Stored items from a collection
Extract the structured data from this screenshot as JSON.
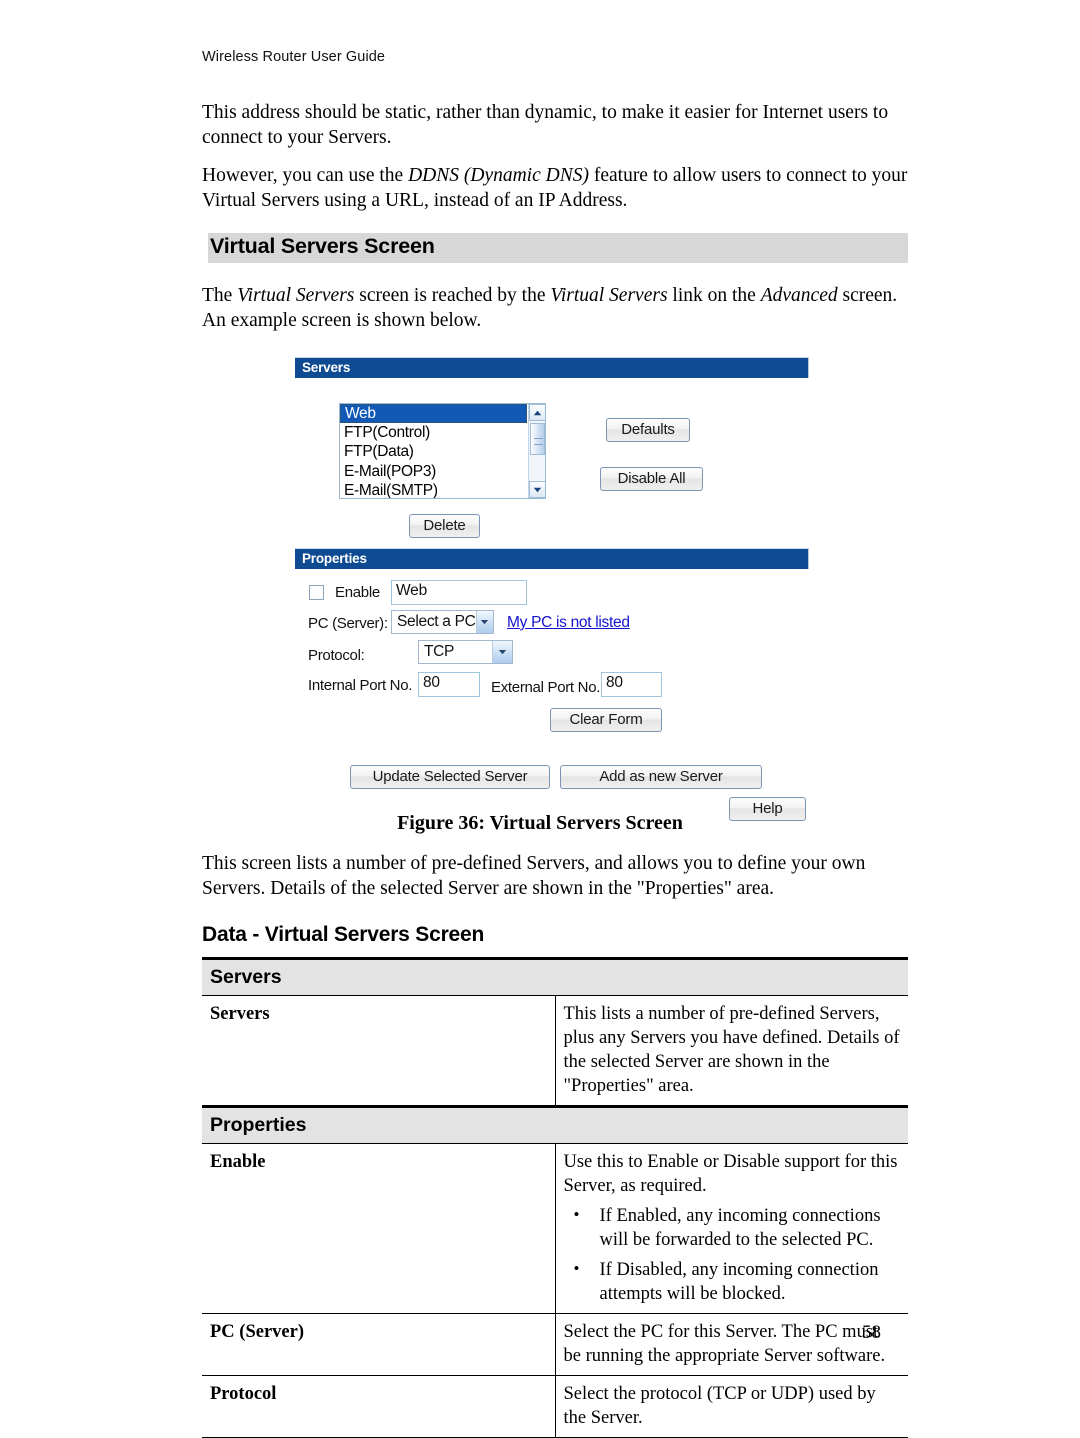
{
  "document": {
    "running_header": "Wireless Router User Guide",
    "page_number": "58"
  },
  "intro": {
    "para1": "This address should be static, rather than dynamic, to make it easier for Internet users to connect to your Servers.",
    "para2_a": "However, you can use the ",
    "para2_em": "DDNS (Dynamic DNS)",
    "para2_b": " feature to allow users to connect to your Virtual Servers using a URL, instead of an IP Address."
  },
  "section_heading": "Virtual Servers Screen",
  "section_intro": {
    "a": "The ",
    "em1": "Virtual Servers",
    "b": " screen is reached by the ",
    "em2": "Virtual Servers",
    "c": " link on the ",
    "em3": "Advanced",
    "d": " screen. An example screen is shown below."
  },
  "figure": {
    "servers_bar": "Servers",
    "server_list": [
      "Web",
      "FTP(Control)",
      "FTP(Data)",
      "E-Mail(POP3)",
      "E-Mail(SMTP)"
    ],
    "selected_server": "Web",
    "defaults_button": "Defaults",
    "disable_all_button": "Disable All",
    "delete_button": "Delete",
    "properties_bar": "Properties",
    "enable_label": "Enable",
    "enable_value": "Web",
    "pc_server_label": "PC (Server):",
    "pc_server_value": "Select a PC",
    "pc_not_listed_link": "My PC is not listed",
    "protocol_label": "Protocol:",
    "protocol_value": "TCP",
    "internal_port_label": "Internal Port No.",
    "internal_port_value": "80",
    "external_port_label": "External Port No.",
    "external_port_value": "80",
    "clear_form_button": "Clear Form",
    "update_button": "Update Selected Server",
    "add_button": "Add as new Server",
    "help_button": "Help",
    "caption": "Figure 36: Virtual Servers Screen",
    "colors": {
      "title_bar": "#0e4b92",
      "selection": "#1059b5",
      "link": "#1414ce"
    }
  },
  "post_figure_text": "This screen lists a number of pre-defined Servers, and allows you to define your own Servers. Details of the selected Server are shown in the \"Properties\" area.",
  "data_table": {
    "title": "Data - Virtual Servers Screen",
    "sections": [
      {
        "header": "Servers",
        "rows": [
          {
            "key": "Servers",
            "value": "This lists a number of pre-defined Servers, plus any Servers you have defined. Details of the selected Server are shown in the \"Properties\" area.",
            "bullets": []
          }
        ]
      },
      {
        "header": "Properties",
        "rows": [
          {
            "key": "Enable",
            "value": "Use this to Enable or Disable support for this Server, as required.",
            "bullets": [
              "If Enabled, any incoming connections will be forwarded to the selected PC.",
              "If Disabled, any incoming connection attempts will be blocked."
            ]
          },
          {
            "key": "PC (Server)",
            "value": "Select the PC for this Server. The PC must be running the appropriate Server software.",
            "bullets": []
          },
          {
            "key": "Protocol",
            "value": "Select the protocol (TCP or UDP) used by the Server.",
            "bullets": []
          }
        ]
      }
    ]
  }
}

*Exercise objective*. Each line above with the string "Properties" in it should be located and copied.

*Result*.
    "properties_bar": "Properties",
  "post_figure_text": "This screen lists a number of pre-defined Servers, and allows you to define your own Servers. Details of the selected Server are shown in the \"Properties\" area.",
            "value": "This lists a number of pre-defined Servers, plus any Servers you have defined. Details of the selected Server are shown in the \"Properties\" area.",
        "header": "Properties",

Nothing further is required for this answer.